    You start in the top left corner in order to open the dash. Then you wander down to the bottom in order to select the appropriate lens. Thereafter you move all the way to the right hand side in order to select a filter and finally you move back into the center of the screen in order to select the search result. Wow, after this odyssee across your wide and large screen you feel a little exhausted.

    Therefore, I think the buttons should be arranged differently. My suggestion:

    X-0 … Lens Lens Lens Lens
    Dash Filter (debending on selected lens) Search field (for typing)
    Dash Filter Results Results Results..

    If the lenses are in the top left corner, where the menu bar usually is, then the path to them is much shorter and users are accustomed to the position – the lenses provide additional functionality like a menu bar in an application. But keep the ikons, it’s much better than having text fields. Filters could be positioned right below the lens field. So then you just move down to the filter or start typing in the text field. If you don’t want to use the lenses at all, you can just start typing immediately – basically you don’t have to use the mouse at all. So in terms of mouse usage, this would be no drawback. This suggestion has one drawback, you have to drag an application across the filters to the dash in order to position it there. Alternatively, you open the app and then select it with your right mouse button in the dash. But hey, let’s see if someone has a better idea;-)

    Regards

    Kikl

  315. Mike514 says: (permalink)
    October 19th, 2011 at 8:10 pm

    I keep hearing how Unity supposed to be fast, but it’s a slow design. I used to be able to open a second browser in another workspace by clicking on the workspace icon at the bottom of the screen to switch to it, then clicking the browser button at the top of the screen – two clicks and I’m done. NOW I have to click on the workspace switcher button on the Launcher. Right click on the workspace where I want to open the new browser. Click on the Dash button because the browser button won’t open a second browser regardless of where you want it (took me 3 days to figure that one out). Click on Internet Apps. Click on the browser button. FIVE clicks. This is supposed to be faster?

    Unity reminds me of the old joke about Helen Keller’s parents punishing her by rearranging the furniture. Yes the old stuff is all there, but it’s in different places, and only the Unity team knows where and how to navigate it.

  316. mark says: (permalink)
    October 20th, 2011 at 12:37 am

    @Mike514

    The specific issue you have is a bug in Unity that will be fixed in 12.04. Apps that support launching multiple windows will do so by default if you click on them in the launcher in a workspace which does not have that app running in it. So you’ll be back to: select workspace, select app.

  317. Kikl says: (permalink)
    October 23rd, 2011 at 11:46 am

    Two more remarks about the dash if I may. The scroll bar in the dash is very difficult to use. Please add the work that you’ve been doing with scroll bars to the dash.

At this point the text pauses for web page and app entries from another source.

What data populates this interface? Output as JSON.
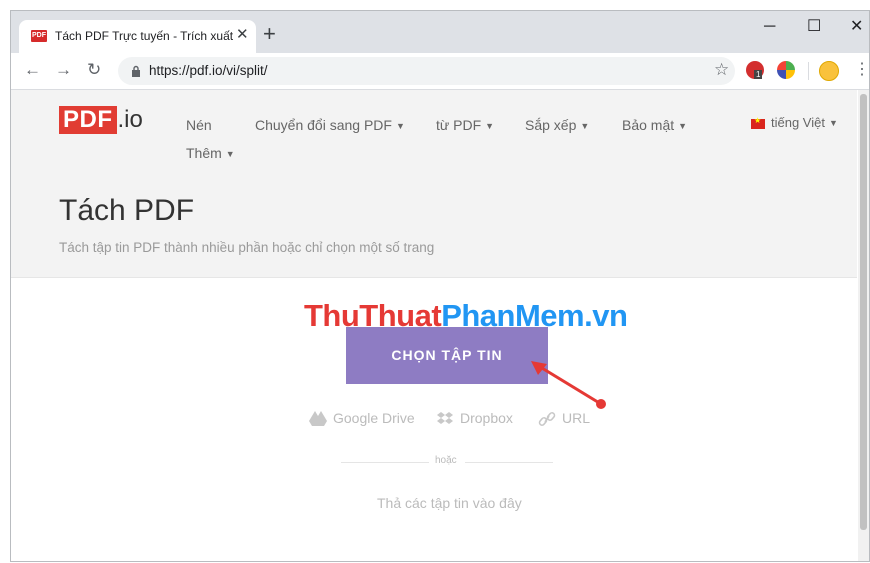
{
  "browser": {
    "tab": {
      "favicon_text": "PDF",
      "title": "Tách PDF Trực tuyến - Trích xuất T"
    },
    "new_tab": "+",
    "window": {
      "minimize": "─",
      "maximize": "☐",
      "close": "✕"
    },
    "url": "https://pdf.io/vi/split/",
    "extensions": [
      "abp-icon",
      "globe-extension-icon",
      "emoji-avatar-icon"
    ],
    "extension_badge": "1"
  },
  "site": {
    "logo": {
      "pdf": "PDF",
      "io": ".io"
    },
    "nav": [
      {
        "label": "Nén",
        "dropdown": false
      },
      {
        "label": "Chuyển đổi sang PDF",
        "dropdown": true
      },
      {
        "label": "từ PDF",
        "dropdown": true
      },
      {
        "label": "Sắp xếp",
        "dropdown": true
      },
      {
        "label": "Bảo mật",
        "dropdown": true
      },
      {
        "label": "Thêm",
        "dropdown": true
      }
    ],
    "language": "tiếng Việt",
    "page_title": "Tách PDF",
    "page_subtitle": "Tách tập tin PDF thành nhiều phần hoặc chỉ chọn một số trang"
  },
  "upload": {
    "watermark_part1": "ThuThuat",
    "watermark_part2": "PhanMem.vn",
    "choose_button": "CHỌN TẬP TIN",
    "sources": [
      "Google Drive",
      "Dropbox",
      "URL"
    ],
    "or_label": "hoặc",
    "drop_hint": "Thả các tập tin vào đây"
  },
  "colors": {
    "logo_red": "#e13c33",
    "button_purple": "#8e7cc3",
    "arrow_red": "#e53935"
  }
}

    Then I asked myself why people are so attached to the old gnome 2.x drop down bar. So I installed one for fun in the top panel in order to use it side by side with the dash. The main advantage of the old design is speed. You just mouse over a category and the results immediately pop up. In the dash a whole lot of clicking is going on. You click the lens, then you click filter results, then you click each and every filter. On top of that it’s just not as responsive. The dash offers many more options than the drop down menu, but it doesn’t offer its speed. Once you’ve addressed this issue the unity haters are going to repent;-)

    Unity (launcher, dash, top panel + global menubar) looks modern and slick. Nautilus now looks great too. Once you’ve polished the dash a little bit more, I think Ubuntu should start giving a little more love to the default applications and their integration. Thunderbird and Firefox are great. The lo-menubar for libreoffice. Gwibber and empathy need some love.

    Wish you all the best

    Regards

    Kikl

  318. fd says: (permalink)
    November 2nd, 2011 at 12:51 pm

    Unity would be easier if each program had it’s own tab in the taskbar. Please please please please pleeeeeease implement this. Keep everything and have every program clickable in the taskbar.